However, as tough as getting into that corset was, it also demanded a masterful tuck. It’s not easy pulling off sexiness while wondering if your gait’s too wide and you might induce a ball slip. My unnamed character was flashes of what I knew I was and hoped I could be, but not reduced to – a tender but strong, lust-inciting, sharp-tongued, magnetic beauty.

So let’s jump forward to 2012 and the penis-related health awareness drive. While it was really about promoting circumcision to reduce the risk of HIV infection and cervical cancer – at no point in this national conversation were queer bodies mentioned. No surprise, we are habitually rendered invisible medically as well as socially. I’d hear men publically arguing against mutilating their perfectly functional genitalia, inadvertently rousing nervous, comical deflections by those who didn’t want to be perceived as uncircumcised (and therefore dirty).

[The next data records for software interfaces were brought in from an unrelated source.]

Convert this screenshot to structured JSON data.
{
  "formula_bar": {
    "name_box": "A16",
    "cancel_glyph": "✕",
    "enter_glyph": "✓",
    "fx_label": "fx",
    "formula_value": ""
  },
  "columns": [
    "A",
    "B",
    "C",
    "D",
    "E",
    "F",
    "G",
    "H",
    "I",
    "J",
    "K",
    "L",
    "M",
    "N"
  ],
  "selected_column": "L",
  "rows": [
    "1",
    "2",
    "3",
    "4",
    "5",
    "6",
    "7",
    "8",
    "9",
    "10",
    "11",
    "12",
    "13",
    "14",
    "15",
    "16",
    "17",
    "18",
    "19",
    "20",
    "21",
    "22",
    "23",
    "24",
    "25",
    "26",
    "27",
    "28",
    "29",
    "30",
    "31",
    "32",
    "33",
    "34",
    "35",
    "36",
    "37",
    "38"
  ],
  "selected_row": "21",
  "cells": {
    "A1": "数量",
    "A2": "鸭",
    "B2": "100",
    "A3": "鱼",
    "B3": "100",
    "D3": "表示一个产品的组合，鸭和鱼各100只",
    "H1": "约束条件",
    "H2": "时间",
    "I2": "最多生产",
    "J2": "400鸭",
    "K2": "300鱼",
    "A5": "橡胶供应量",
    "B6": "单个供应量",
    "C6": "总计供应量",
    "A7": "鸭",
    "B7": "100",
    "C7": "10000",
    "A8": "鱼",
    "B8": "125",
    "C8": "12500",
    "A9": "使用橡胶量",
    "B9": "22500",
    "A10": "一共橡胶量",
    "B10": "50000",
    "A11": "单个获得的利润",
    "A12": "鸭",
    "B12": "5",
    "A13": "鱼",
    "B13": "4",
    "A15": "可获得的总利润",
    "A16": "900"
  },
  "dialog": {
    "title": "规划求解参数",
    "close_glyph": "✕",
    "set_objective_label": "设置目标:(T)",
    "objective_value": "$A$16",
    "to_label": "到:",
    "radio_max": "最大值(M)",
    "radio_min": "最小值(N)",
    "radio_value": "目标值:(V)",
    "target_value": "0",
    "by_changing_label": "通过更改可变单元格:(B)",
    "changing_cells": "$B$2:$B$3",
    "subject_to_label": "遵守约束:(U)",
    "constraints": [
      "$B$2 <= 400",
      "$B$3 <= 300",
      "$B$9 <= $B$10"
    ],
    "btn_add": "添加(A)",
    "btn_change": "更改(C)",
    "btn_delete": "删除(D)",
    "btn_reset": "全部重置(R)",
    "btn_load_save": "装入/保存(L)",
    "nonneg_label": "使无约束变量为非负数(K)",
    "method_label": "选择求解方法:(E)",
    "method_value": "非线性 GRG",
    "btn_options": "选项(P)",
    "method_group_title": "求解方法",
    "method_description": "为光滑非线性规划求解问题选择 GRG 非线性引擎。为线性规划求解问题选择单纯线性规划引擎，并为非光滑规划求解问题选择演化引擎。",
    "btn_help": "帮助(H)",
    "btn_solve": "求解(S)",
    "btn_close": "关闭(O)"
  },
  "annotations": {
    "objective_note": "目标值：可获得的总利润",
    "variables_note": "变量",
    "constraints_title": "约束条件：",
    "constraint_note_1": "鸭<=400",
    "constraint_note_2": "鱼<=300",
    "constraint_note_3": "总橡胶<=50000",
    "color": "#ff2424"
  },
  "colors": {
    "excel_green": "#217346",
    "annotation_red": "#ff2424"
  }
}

I’d hear women declare that they’d never sleep with a man whose member was still ‘wearing a cap’ (to make a direct translation from Setswana). All this fuss, over a piece of skin wrapped tissue which in my experience – unless tucked or removed – doesn’t do much more than obstruct the silhouette of a skin-tight dress, or cause awkward moments in high school.

Photography by John McAllister

I began to seriously wonder if not sharing the narrative of mutilating myself in the bath tub as a young child, or having stories of never wanting to see it, meant that I wasn’t fit to sit under the canopy of trans* which I’d already personally started to try locate on my body. Having inhabited my body for a quarter of a century, I was challenged to interrogate my allegiances to both my publicly gendered and sexualised physical self, and balance my eunuch state of self performance with caged desire.

I understand that it both is and is not my duty to deconstruct and then reconstruct my government’s views on the validity of citizens like me whom colonial constitutions factored out and vilified.

Could I simultaneously make peace with being breastless and not needing to ‘mutilate’ this body by chopping bits off? Would I be allowed to be this dynamic, or did I need permission at all? Was I just complicating things for myself and expecting too much of the world I’d negotiated for too long? What would publicly private Janet do? The woman had begun to carve herself out.

Katlego protesting

What being a ‘Black Woman of Complications’ means to me is that I understand all the skins and tags and scars and words and sites and histories that I essentially represent on a daily basis. I understand that on the same day, in the same hour, I can enjoy my friend’s child proudly hollering: ‘Hi, Aunty Kat!’ from the playground, surrounded by their peers, yet also have a random woman snigger: ‘There’s a guy in the ladies’ toilets!’ I understand that it both is and is not my duty to deconstruct and then reconstruct my government’s views on the validity of citizens like me whom colonial constitutions factored out and vilified.

I believe we all need to know that we don’t always have to know what we are becoming.

While the over-sexualisation of my brown-skinned body becomes the stake I am tied to, and the difficulty of reconciling my multifaceted expression with my chosen faith render me the plaything of others, turning my bones into the rungs on a ladder they call salvation, I have done nothing to deserve it. This is not my birthright. It was not for these things that the rains broke the riverbanks on that Wednesday in January of 1988.

I wouldn’t fault anyone for asking if I would take anything back if I could – I’ve wondered about it many times over. Would I have it easier now if I hadn’t taken my private matters into the public space for negotiation and debate all those years ago? I don’t think so. From the eight-year-old child who had to refute a word they barely understood, to the teenager suffering in silence, to the twenty-something year old who is still trying to navigate being confident and discovering herself, my story is unique but nothing too special.

I’ve made it this far, and I will continue to live my life openly and brilliantly because I believe we all need to know that we don’t always have to know what we are becoming. There is no easy way to be me, or even like me. I’m necessarily, a Black Woman of Complications; but I know that I am not alone on this journey.